The response should hold each line from the entries below where "Copilot" is found.

**********

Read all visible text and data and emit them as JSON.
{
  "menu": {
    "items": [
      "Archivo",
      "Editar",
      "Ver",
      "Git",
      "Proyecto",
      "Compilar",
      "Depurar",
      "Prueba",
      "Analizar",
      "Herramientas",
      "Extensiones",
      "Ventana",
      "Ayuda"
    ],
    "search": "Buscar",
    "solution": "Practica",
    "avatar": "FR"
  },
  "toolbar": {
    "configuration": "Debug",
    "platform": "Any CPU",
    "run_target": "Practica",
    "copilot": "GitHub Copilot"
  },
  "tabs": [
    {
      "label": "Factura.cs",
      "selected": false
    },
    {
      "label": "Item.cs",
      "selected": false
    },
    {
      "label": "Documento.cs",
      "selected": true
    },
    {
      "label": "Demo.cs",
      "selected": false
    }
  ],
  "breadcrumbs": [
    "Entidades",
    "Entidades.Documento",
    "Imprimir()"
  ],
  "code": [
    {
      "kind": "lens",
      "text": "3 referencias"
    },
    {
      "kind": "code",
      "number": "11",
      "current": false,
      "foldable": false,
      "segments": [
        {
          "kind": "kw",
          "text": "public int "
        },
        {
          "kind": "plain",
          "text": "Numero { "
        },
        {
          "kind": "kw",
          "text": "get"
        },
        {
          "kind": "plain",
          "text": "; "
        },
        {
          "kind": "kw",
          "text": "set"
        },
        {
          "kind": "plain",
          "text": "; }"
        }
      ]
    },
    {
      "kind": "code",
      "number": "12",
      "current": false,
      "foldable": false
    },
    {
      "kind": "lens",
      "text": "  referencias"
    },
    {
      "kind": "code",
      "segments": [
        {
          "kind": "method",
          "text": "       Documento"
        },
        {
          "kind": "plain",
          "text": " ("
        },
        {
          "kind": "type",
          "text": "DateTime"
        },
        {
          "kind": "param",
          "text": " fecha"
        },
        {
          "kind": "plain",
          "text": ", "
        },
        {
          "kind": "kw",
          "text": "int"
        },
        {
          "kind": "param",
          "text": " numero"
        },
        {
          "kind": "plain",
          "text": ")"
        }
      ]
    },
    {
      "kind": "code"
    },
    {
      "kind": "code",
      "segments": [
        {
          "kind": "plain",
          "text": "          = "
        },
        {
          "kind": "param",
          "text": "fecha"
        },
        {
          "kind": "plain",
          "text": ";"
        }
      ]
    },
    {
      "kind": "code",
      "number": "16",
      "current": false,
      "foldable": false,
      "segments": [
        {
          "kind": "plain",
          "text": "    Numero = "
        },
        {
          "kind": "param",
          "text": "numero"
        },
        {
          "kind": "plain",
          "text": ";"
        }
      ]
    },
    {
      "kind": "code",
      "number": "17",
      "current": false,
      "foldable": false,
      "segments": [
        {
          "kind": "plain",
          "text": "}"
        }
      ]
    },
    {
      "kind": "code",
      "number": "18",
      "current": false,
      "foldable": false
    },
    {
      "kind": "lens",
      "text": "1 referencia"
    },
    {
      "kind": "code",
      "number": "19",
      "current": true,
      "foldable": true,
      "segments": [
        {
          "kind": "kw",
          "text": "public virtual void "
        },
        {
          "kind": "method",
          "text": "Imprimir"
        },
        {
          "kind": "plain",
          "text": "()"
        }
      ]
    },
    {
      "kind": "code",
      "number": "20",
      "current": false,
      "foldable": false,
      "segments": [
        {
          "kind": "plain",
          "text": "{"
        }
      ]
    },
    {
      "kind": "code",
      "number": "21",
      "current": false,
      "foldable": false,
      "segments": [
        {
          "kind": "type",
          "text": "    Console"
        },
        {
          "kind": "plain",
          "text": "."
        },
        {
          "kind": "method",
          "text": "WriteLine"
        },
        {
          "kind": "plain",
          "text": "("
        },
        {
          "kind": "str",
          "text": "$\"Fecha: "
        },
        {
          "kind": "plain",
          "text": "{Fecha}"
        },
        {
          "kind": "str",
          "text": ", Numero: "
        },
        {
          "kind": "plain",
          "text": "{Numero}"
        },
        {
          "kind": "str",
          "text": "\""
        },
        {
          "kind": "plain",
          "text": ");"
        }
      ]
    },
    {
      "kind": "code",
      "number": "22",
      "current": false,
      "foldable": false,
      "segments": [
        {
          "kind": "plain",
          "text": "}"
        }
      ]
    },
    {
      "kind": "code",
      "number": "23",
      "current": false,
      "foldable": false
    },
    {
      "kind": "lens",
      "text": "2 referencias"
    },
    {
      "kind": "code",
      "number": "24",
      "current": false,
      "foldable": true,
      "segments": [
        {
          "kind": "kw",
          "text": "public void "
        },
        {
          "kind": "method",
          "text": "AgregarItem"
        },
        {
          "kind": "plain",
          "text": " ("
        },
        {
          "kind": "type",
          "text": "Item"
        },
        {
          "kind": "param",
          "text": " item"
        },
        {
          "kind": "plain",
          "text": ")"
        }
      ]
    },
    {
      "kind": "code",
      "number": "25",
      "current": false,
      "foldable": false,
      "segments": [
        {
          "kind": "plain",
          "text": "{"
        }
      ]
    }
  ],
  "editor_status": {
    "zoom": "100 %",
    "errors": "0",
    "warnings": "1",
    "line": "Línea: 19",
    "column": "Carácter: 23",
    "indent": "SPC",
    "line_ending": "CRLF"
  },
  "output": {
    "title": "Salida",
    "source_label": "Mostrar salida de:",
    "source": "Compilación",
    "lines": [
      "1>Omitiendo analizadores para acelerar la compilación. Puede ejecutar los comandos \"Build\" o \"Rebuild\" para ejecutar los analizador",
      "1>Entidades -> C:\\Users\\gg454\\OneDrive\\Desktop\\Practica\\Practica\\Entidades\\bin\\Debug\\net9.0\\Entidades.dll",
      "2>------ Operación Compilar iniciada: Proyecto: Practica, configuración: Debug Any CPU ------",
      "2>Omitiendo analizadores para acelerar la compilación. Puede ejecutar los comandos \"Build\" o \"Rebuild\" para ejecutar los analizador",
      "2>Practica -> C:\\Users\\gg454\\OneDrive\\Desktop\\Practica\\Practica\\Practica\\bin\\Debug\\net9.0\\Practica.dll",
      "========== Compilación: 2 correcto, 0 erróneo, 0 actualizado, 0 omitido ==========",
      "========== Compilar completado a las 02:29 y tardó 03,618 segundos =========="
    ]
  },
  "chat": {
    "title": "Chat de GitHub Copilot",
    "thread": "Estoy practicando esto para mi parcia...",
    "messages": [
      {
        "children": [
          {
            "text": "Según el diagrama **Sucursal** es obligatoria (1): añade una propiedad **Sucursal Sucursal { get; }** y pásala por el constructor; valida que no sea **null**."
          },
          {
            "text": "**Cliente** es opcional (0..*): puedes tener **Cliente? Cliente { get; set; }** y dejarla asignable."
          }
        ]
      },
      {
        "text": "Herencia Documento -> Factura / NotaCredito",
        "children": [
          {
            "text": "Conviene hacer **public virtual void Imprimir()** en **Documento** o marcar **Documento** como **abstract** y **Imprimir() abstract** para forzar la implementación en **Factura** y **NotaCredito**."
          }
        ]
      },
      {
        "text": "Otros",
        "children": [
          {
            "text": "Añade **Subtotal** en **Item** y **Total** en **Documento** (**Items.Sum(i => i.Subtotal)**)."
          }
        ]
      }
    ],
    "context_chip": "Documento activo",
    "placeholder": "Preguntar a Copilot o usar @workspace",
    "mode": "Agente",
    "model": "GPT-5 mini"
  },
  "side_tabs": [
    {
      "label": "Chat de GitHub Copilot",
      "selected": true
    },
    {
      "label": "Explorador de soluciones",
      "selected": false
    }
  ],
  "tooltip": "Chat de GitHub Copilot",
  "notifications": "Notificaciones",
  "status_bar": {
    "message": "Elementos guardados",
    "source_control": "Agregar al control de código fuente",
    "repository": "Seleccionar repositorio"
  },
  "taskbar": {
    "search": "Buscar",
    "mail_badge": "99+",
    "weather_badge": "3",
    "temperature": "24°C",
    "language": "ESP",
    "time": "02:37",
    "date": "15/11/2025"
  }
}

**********

ANSWER FOR THE TASK:
    "copilot": "GitHub Copilot"
    "title": "Chat de GitHub Copilot",
    "placeholder": "Preguntar a Copilot o usar @workspace",
      "label": "Chat de GitHub Copilot",
  "tooltip": "Chat de GitHub Copilot",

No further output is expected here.